BRISTOL — Jamie Kozlowski was 11 years old when his dad, Jim, left a teaching career in the Greece Central School District to pursue his passion for pottery full time.
His father and his mother, Lois, have since retired to Trumansburg. However, the Wizard of Clay Pottery company continues to thrive in the capable hands of Jamie and his wife, Pegge Northrup.
The Wizard of Clay operates out of a series of geodesic domes that Jamie’s father built on Route 20A in the Bristol countryside after moving the family from Greece; it was in the basement of that Monroe County home where Jim, who had been an art teacher, started making pottery. The domes were designed to catch the attention of those driving along the state highway, and they’re part of the Wizard of Clay’s destination cache that has been built over 40 years.
“There are not a lot of businesses that make it this long,” said Pegge, who handles the business end of things while Jamie cranks out the thousands of pottery pieces they sell at the shop, at various shows around the country, and on the internet.
While Jamie helped his dad as a youngster, it wasn’t a given that he would someday take on the business his father and mother built.
“I thought my parents worked too hard,” he said.
Jamie said he spent three years out West in the early 1990s, working as a bartender and a “ski bum.” He was hoping to take ownership of the restaurant where he served drinks. That didn’t pan out, and Jamie decided to come back to Bristol to join the family business, where he concentrated on repairing the equipment used in making thrown pottery.
After performing some repairs on a potter’s wheel, he decided to make a pot for kicks.
He liked it.
“The next day, I told (my dad) I’d like to try doing this for real,” he said.
That was 25 years ago.
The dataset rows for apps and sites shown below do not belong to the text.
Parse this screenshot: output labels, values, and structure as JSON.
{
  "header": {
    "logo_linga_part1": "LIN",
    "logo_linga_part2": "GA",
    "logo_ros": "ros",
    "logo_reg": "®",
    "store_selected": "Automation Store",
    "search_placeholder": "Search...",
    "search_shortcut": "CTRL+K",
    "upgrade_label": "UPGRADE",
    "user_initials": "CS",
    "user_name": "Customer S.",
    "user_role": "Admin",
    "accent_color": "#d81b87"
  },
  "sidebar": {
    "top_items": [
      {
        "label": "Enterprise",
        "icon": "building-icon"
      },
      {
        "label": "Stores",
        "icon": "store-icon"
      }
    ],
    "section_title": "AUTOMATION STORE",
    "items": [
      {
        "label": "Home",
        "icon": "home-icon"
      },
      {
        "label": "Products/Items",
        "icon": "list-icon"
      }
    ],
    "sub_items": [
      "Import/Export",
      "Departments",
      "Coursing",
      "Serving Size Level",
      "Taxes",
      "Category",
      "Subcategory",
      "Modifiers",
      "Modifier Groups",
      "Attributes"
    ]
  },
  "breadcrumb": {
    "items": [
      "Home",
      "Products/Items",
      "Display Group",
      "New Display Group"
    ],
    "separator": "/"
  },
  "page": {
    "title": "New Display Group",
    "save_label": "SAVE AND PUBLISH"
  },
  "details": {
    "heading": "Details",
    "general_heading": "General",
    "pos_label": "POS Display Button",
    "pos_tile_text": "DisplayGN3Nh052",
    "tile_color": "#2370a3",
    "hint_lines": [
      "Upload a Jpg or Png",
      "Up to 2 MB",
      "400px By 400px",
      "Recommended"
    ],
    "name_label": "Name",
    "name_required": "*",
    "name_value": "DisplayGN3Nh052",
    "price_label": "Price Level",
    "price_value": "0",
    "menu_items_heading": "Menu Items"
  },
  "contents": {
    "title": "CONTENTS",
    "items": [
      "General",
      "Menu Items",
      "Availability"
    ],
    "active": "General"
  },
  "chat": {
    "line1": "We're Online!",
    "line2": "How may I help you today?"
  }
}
In 2014, he became the Wizard of Clay’s only full-time potter.
Jamie, 51, described Wizard of Clay products as not just beautiful, but functional and affordable.
“Some of this stuff we have is kind of recession-proof,” Jamie said. “There is something for every wallet. To make a living, you have to have things that people can afford.”
He insisted there is a difference in the talents he and his father possess.
“I do not consider myself an artist,” he said. “I consider myself a replicator. I don’t mind that. My ego is not wrapped in what I make.”
What he does make is a lot: about 170 pieces an hour, and rarely is there one he has to chuck.
From May 13, 2018, to May 12, 2019, Jamie said he created 17,134 pieces of pottery. It’s that kind of efficiency that allows him to price these high-quality pottery pieces in a range many people can afford.
Remember Jamie saying his father and mother worked too hard? The same might be said about him.
“I’m here 6½ days a week, sometimes seven,” he said as the family dog, Caesar, a lab mix, strolled the shop and a host of employees put the finishing touches on his pottery creations. “It’s not a job to me. It’s a lifestyle.”
Without his wife, Pegge, and her business acumen, said Jamie, Wizard of Clay Pottery doesn’t work.
“Without her, I’d be in a pickle,” he said.
The Wizard of Clay marked its 40th anniversary Oct. 26 with an open house. Those attending the shindig had an opportunity to see the second Wizard in action. In fact, Jamie and Pegge noted, that’s something customers can do anytime they stop in for a visit. It’s one of the things that makes Wizard of Clay Pottery a destination for people in the greater Rochester area, the Finger Lakes region and beyond.
“People come in to watch me every day,” he said.
Wizard of Clay is blessed with another draw next door: Noble Shepherd Brewery, which took over two former Wizard buildings next door. The beer mugs they feature didn’t travel far: The Wizard made them.
Jamie thinks his best days with Wizard of Clay are still ahead, explaining he feels decades younger than his 51 years.
“I don’t think I’ve peaked yet,” he said. “I’m still on the upswing. It’s been a trip to keep this business going as successfully as we have. I’m as happy as I’ve ever been.”
“There are not a lot of small businesses that make it this long,” Pegge added. “In a world where everything is bought on Amazon, this family-run, family-operated business is a testament to my in-laws. They built a foundation, and now we’re keeping it going.”